Marshall is interesting because it started out the season 7-0 before dropping three straight games to end the year. The Herd scored 28.5 points per game while allowing only 13, which resulted in 8.7 expected wins.
Louisville went 4-7 last year despite a positive point differential. Its expected win percentage finished at about 57%, which would have resulted in just over six wins in an 11-game season.
The Cardinals went 0-4 in one-score games, which led to the disappointing record. They were actually the only team that was at least two wins away from expected in either direction.
If Louisville can just get back to average in close games this season, it should have no problem getting back to bowl eligibility.
Louisville is also a great example of how hard it is to outperform expectations year-over-year. The Cardinals ranked near the top in this metric after 2019, when they went 8-5 despite being outscored, 434-430, in total.
To wrap it up, three Mountain West teams had at least a 1.5-win gap between expected wins and actual wins: Wyoming, Air Force, and San Diego State.
Wyoming lost four games, and the worst one was by just 10 points. Its two wins came by a combined 55 points. It either blew its opponent out or lost a tight one.
Air Force finished with a .500 record despite an average point differential of over 9.

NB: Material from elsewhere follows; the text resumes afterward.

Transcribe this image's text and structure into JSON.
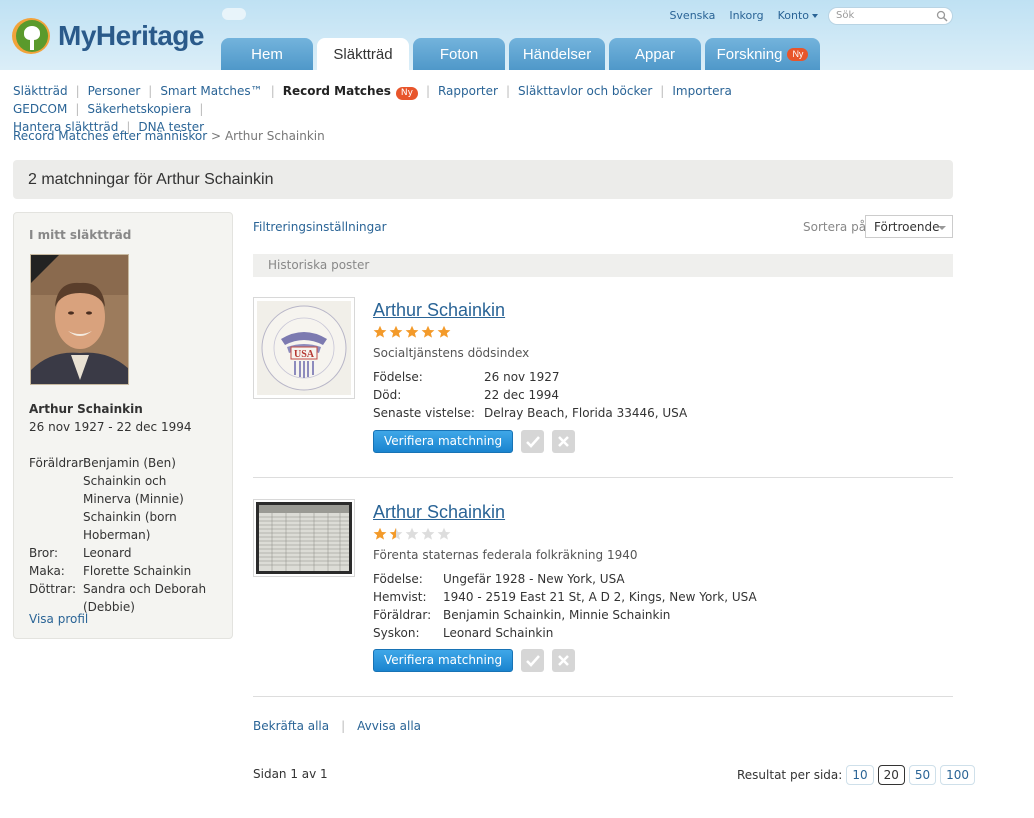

The Aztecs also finished .500 with a +55 point differential over eight games. All three should expect to regress closer to the mean in 2021.